Although the court undoubtedly hit a political snag due to Ukraine’s refusal to move any quicker than at a glacial pace on the adoption of the measures necessitated by Yuriy Nikolayevich Ivanov, it does not appear dispirited about the pilot judgment procedure itself. This is evidenced by another pilot judgment, Ümmühan Kaplan v. Turkey, which was handed down on March 20, 2012, just three weeks after the court’s decision to resume the consideration of the Ukrainian cases. The case, which also concerned the length of domestic proceedings and the lack of effective remedy, was started by the applicant’s father back in 1970 and is still pending before the land tribunal in Turkey. Coming to parallel conclusions to those found in the Ukrainian decision, the court noted that the approximately 3000 Turkish applications that are similar to the Ümmühan Kaplan case arose as a result of a structural problem in Turkey (para. 63). Consequently, similarly to Ukraine, the court requested the implementation of certain general measures of the Turkish government to remedy this situation (para. 72).

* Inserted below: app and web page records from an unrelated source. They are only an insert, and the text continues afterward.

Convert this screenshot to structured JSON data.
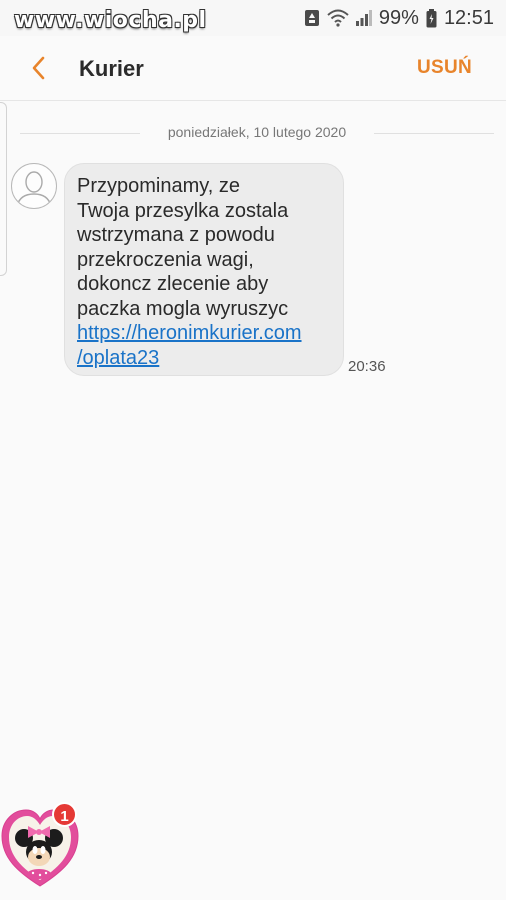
{
  "status_bar": {
    "watermark": "www.wiocha.pl",
    "battery_percent": "99%",
    "time": "12:51"
  },
  "header": {
    "title": "Kurier",
    "delete_label": "USUŃ"
  },
  "conversation": {
    "date_separator": "poniedziałek, 10 lutego 2020",
    "message": {
      "lines": [
        "Przypominamy, ze",
        "Twoja przesylka zostala",
        "wstrzymana z powodu",
        "przekroczenia wagi,",
        "dokoncz zlecenie aby",
        "paczka mogla wyruszyc"
      ],
      "link_lines": [
        "https://heronimkurier.com",
        "/oplata23"
      ],
      "time": "20:36"
    }
  },
  "chat_head": {
    "badge_count": "1"
  },
  "colors": {
    "accent": "#e8842b",
    "link": "#1a73c8",
    "bubble": "#ececec",
    "badge": "#e53935"
  },
  "icons": [
    "notification-icon",
    "save-mode-icon",
    "wifi-icon",
    "signal-icon",
    "battery-icon",
    "back-chevron-icon",
    "contact-avatar-icon"
  ]
}
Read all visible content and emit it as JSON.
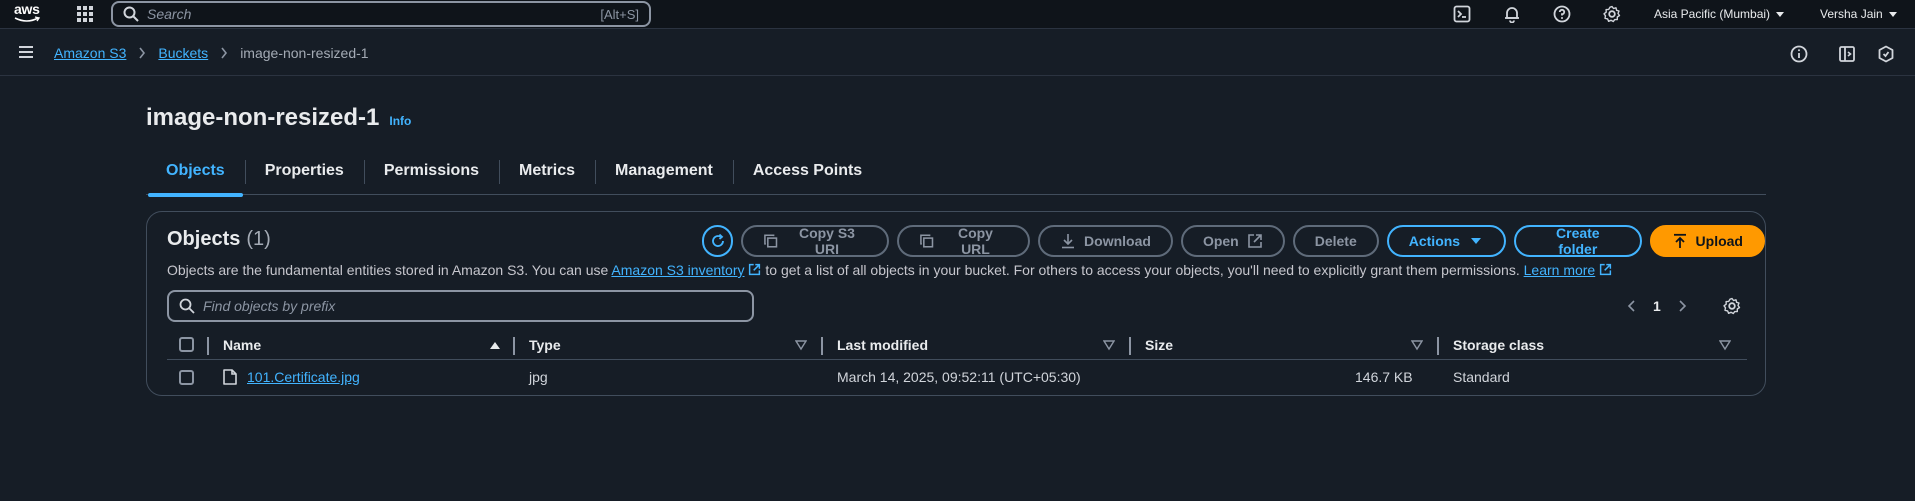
{
  "topnav": {
    "logo_text": "aws",
    "search_placeholder": "Search",
    "search_shortcut": "[Alt+S]",
    "region": "Asia Pacific (Mumbai)",
    "user": "Versha Jain"
  },
  "breadcrumb": {
    "items": [
      "Amazon S3",
      "Buckets"
    ],
    "current": "image-non-resized-1"
  },
  "page": {
    "title": "image-non-resized-1",
    "info_label": "Info"
  },
  "tabs": [
    "Objects",
    "Properties",
    "Permissions",
    "Metrics",
    "Management",
    "Access Points"
  ],
  "objects_panel": {
    "heading": "Objects",
    "count": "(1)",
    "description_pre": "Objects are the fundamental entities stored in Amazon S3. You can use",
    "inventory_link": "Amazon S3 inventory",
    "description_mid": "to get a list of all objects in your bucket. For others to access your objects, you'll need to explicitly grant them permissions.",
    "learn_more": "Learn more",
    "buttons": {
      "copy_s3_uri": "Copy S3 URI",
      "copy_url": "Copy URL",
      "download": "Download",
      "open": "Open",
      "delete": "Delete",
      "actions": "Actions",
      "create_folder": "Create folder",
      "upload": "Upload"
    },
    "filter_placeholder": "Find objects by prefix",
    "page_number": "1"
  },
  "table": {
    "columns": [
      "Name",
      "Type",
      "Last modified",
      "Size",
      "Storage class"
    ],
    "rows": [
      {
        "name": "101.Certificate.jpg",
        "type": "jpg",
        "last_modified": "March 14, 2025, 09:52:11 (UTC+05:30)",
        "size": "146.7 KB",
        "storage_class": "Standard"
      }
    ]
  },
  "colors": {
    "background": "#161d26",
    "topnav": "#0f141a",
    "link": "#42b4ff",
    "primary": "#ff9900",
    "text": "#e9ebed"
  }
}
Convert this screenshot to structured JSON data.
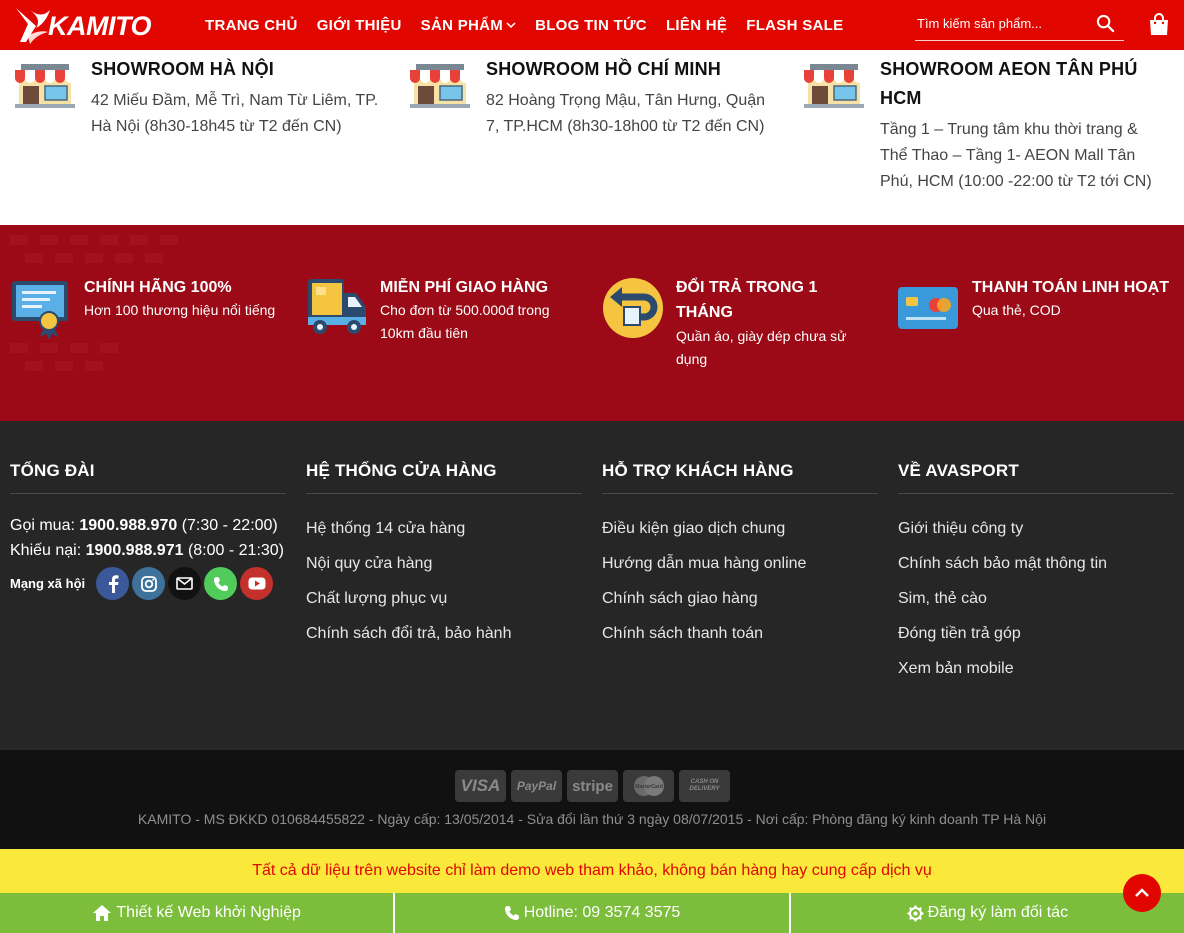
{
  "header": {
    "logo_text": "KAMITO",
    "nav": [
      "TRANG CHỦ",
      "GIỚI THIỆU",
      "SẢN PHẨM",
      "BLOG TIN TỨC",
      "LIÊN HỆ",
      "FLASH SALE"
    ],
    "search_placeholder": "Tìm kiếm sản phẩm..."
  },
  "showrooms": [
    {
      "title": "SHOWROOM HÀ NỘI",
      "address": "42 Miếu Đầm, Mễ Trì, Nam Từ Liêm, TP. Hà Nội (8h30-18h45 từ T2 đến CN)"
    },
    {
      "title": "SHOWROOM HỒ CHÍ MINH",
      "address": "82 Hoàng Trọng Mậu, Tân Hưng, Quận 7, TP.HCM (8h30-18h00 từ T2 đến CN)"
    },
    {
      "title": "SHOWROOM AEON TÂN PHÚ HCM",
      "address": "Tầng 1 – Trung tâm khu thời trang & Thể Thao – Tầng 1- AEON Mall Tân Phú, HCM (10:00 -22:00 từ T2 tới CN)"
    }
  ],
  "benefits": [
    {
      "title": "CHÍNH HÃNG 100%",
      "desc": "Hơn 100 thương hiệu nổi tiếng"
    },
    {
      "title": "MIỄN PHÍ GIAO HÀNG",
      "desc": "Cho đơn từ 500.000đ trong 10km đầu tiên"
    },
    {
      "title": "ĐỔI TRẢ TRONG 1 THÁNG",
      "desc": "Quần áo, giày dép chưa sử dụng"
    },
    {
      "title": "THANH TOÁN LINH HOẠT",
      "desc": "Qua thẻ, COD"
    }
  ],
  "footer": {
    "hotline": {
      "title": "TỔNG ĐÀI",
      "buy_label": "Gọi mua:",
      "buy_number": "1900.988.970",
      "buy_hours": "(7:30 - 22:00)",
      "complain_label": "Khiếu nại:",
      "complain_number": "1900.988.971",
      "complain_hours": "(8:00 - 21:30)",
      "social_label": "Mạng xã hội"
    },
    "stores": {
      "title": "HỆ THỐNG CỬA HÀNG",
      "links": [
        "Hệ thống 14 cửa hàng",
        "Nội quy cửa hàng",
        "Chất lượng phục vụ",
        "Chính sách đổi trả, bảo hành"
      ]
    },
    "support": {
      "title": "HỖ TRỢ KHÁCH HÀNG",
      "links": [
        "Điều kiện giao dịch chung",
        "Hướng dẫn mua hàng online",
        "Chính sách giao hàng",
        "Chính sách thanh toán"
      ]
    },
    "about": {
      "title": "VỀ AVASPORT",
      "links": [
        "Giới thiệu công ty",
        "Chính sách bảo mật thông tin",
        "Sim, thẻ cào",
        "Đóng tiền trả góp",
        "Xem bản mobile"
      ]
    }
  },
  "payments": [
    "VISA",
    "PayPal",
    "stripe",
    "MasterCard",
    "CASH ON DELIVERY"
  ],
  "legal": "KAMITO - MS ĐKKD 010684455822 - Ngày cấp: 13/05/2014 - Sửa đổi lần thứ 3 ngày 08/07/2015 - Nơi cấp: Phòng đăng ký kinh doanh TP Hà Nội",
  "notice": "Tất cả dữ liệu trên website chỉ làm demo web tham khảo, không bán hàng hay cung cấp dịch vụ",
  "actions": [
    "Thiết kế Web khởi Nghiệp",
    "Hotline: 09 3574 3575",
    "Đăng ký làm đối tác"
  ],
  "colors": {
    "brand_red": "#e10600",
    "benefit_red": "#9b0a16",
    "footer_dark": "#262626",
    "notice_yellow": "#fae93b",
    "action_green": "#7cbe3c"
  }
}
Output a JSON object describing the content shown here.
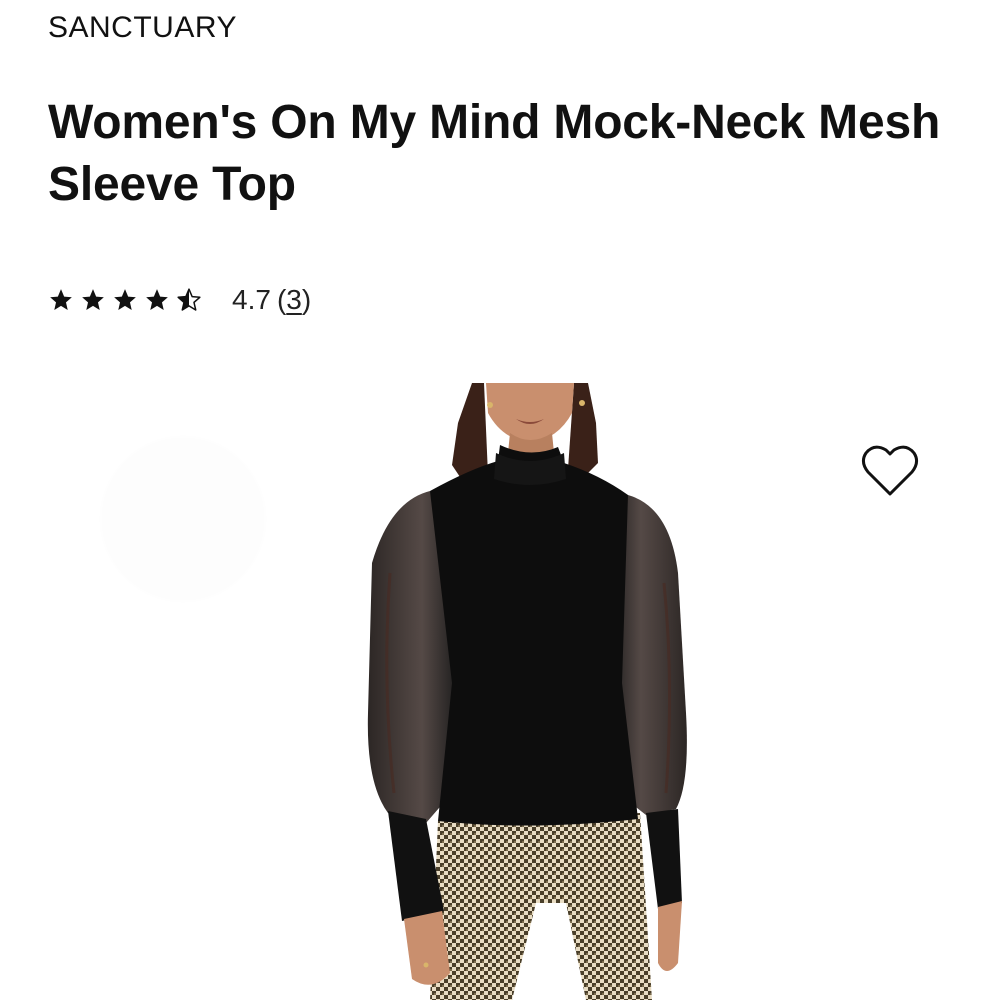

These parallels notwithstanding, the court appears to have learned from some of the pilot judgment scheme’s shortcomings that surfaced in the aftermath of the Yuriy Nikolayevich Ivanov ruling. Unlike theYuriy Nikolayevich Ivanov judgment, the Ümmühan Kaplan decision does not adjourn the consideration of cases already communicated to the Turkish government (para. 77). This is noteworthy, since by maintaining the normal procedure with regard to communicated cases, the court might actually manage to kill two birds with one stone. Firstly, through the continued adjudication of communicated cases the court will be able to keep up the pressure on the government, reminding it of its duties in the form of new judgments if needed. Secondly, as adjournment does not affect communicated cases, it is not expected to cause disproportionately long delays in the adjudication of these cases. As a result, the court might have remedied both major problems the non-enforcement of the Yuriy Nikolayevich Ivanov judgment shed light on: its inability to influence the respondent state’s political will while cases are adjourned and the potential futility of delaying the adjudication of long-pending cases. In this regard, Ümmühan Kaplan is reminiscent of Ananyev v. Russia, handed down this year as well, indicating that the court is increasingly considering the non-adjournment of pending cases as an option within the pilot judgment procedure.
Ümmühan Kaplan, the first pilot judgment the court handed down after being forced to resume the consideration of cases adjourned by theYuriy Nikolayevich Ivanov decision, is evidence for the court’s determination to keep relying on this scheme and to also improve it along the way. Time will tell how or whether Turkey will eventually comply with the general measures obligated by Ümmühan Kaplan. One thing is for certain, though: no matter what reforms the court has gone through or what new tools it has acquired in recent years, it is still the respondent state’s political willingness that the enforcement of court decisions is ultimately dependent upon. Therefore, while some reforms may be welcomed, their focus should be on the domestic implementation process than the operation of the court itself.